# YOUR INSTRUCTIONS
Top to bottom, output the entries that follow exactly.

++++++++

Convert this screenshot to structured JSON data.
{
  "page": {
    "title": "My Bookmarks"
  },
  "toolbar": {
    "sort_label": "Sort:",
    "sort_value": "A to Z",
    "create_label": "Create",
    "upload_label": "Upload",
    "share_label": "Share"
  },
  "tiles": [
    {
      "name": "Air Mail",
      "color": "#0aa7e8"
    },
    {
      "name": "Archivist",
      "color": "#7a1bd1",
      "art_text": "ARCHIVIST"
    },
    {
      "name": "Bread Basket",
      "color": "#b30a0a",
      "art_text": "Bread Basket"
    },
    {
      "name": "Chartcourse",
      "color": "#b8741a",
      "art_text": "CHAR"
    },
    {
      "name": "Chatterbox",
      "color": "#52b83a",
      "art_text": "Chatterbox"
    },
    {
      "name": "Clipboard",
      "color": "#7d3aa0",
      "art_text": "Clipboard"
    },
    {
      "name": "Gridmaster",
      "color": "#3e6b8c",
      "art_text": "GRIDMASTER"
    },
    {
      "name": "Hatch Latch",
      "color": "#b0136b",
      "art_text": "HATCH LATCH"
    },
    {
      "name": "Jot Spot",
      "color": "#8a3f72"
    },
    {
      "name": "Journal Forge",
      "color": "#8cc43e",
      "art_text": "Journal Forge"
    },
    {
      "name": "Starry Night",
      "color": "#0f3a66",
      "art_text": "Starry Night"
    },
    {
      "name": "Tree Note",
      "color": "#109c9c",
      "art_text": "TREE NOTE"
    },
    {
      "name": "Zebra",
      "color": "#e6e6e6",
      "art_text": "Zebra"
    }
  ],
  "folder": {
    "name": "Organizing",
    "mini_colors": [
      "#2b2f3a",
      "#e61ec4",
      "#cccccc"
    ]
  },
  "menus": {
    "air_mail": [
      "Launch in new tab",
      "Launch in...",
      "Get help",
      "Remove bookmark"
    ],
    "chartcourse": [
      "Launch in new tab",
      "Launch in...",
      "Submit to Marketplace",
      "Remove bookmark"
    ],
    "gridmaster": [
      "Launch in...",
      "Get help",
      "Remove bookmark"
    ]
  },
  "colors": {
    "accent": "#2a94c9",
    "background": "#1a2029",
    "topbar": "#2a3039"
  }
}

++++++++

# WRITTEN RESPONSE
Convert this screenshot to structured JSON data.
{
  "page": {
    "title": "My Bookmarks"
  },
  "toolbar": {
    "sort_label": "Sort:",
    "sort_value": "A to Z",
    "create_label": "Create",
    "upload_label": "Upload",
    "share_label": "Share"
  },
  "tiles": [
    {
      "name": "Air Mail",
      "color": "#0aa7e8"
    },
    {
      "name": "Archivist",
      "color": "#7a1bd1",
      "art_text": "ARCHIVIST"
    },
    {
      "name": "Bread Basket",
      "color": "#b30a0a",
      "art_text": "Bread Basket"
    },
    {
      "name": "Chartcourse",
      "color": "#b8741a",
      "art_text": "CHAR"
    },
    {
      "name": "Chatterbox",
      "color": "#52b83a",
      "art_text": "Chatterbox"
    },
    {
      "name": "Clipboard",
      "color": "#7d3aa0",
      "art_text": "Clipboard"
    },
    {
      "name": "Gridmaster",
      "color": "#3e6b8c",
      "art_text": "GRIDMASTER"
    },
    {
      "name": "Hatch Latch",
      "color": "#b0136b",
      "art_text": "HATCH LATCH"
    },
    {
      "name": "Jot Spot",
      "color": "#8a3f72"
    },
    {
      "name": "Journal Forge",
      "color": "#8cc43e",
      "art_text": "Journal Forge"
    },
    {
      "name": "Starry Night",
      "color": "#0f3a66",
      "art_text": "Starry Night"
    },
    {
      "name": "Tree Note",
      "color": "#109c9c",
      "art_text": "TREE NOTE"
    },
    {
      "name": "Zebra",
      "color": "#e6e6e6",
      "art_text": "Zebra"
    }
  ],
  "folder": {
    "name": "Organizing",
    "mini_colors": [
      "#2b2f3a",
      "#e61ec4",
      "#cccccc"
    ]
  },
  "menus": {
    "air_mail": [
      "Launch in new tab",
      "Launch in...",
      "Get help",
      "Remove bookmark"
    ],
    "chartcourse": [
      "Launch in new tab",
      "Launch in...",
      "Submit to Marketplace",
      "Remove bookmark"
    ],
    "gridmaster": [
      "Launch in...",
      "Get help",
      "Remove bookmark"
    ]
  },
  "colors": {
    "accent": "#2a94c9",
    "background": "#1a2029",
    "topbar": "#2a3039"
  }
}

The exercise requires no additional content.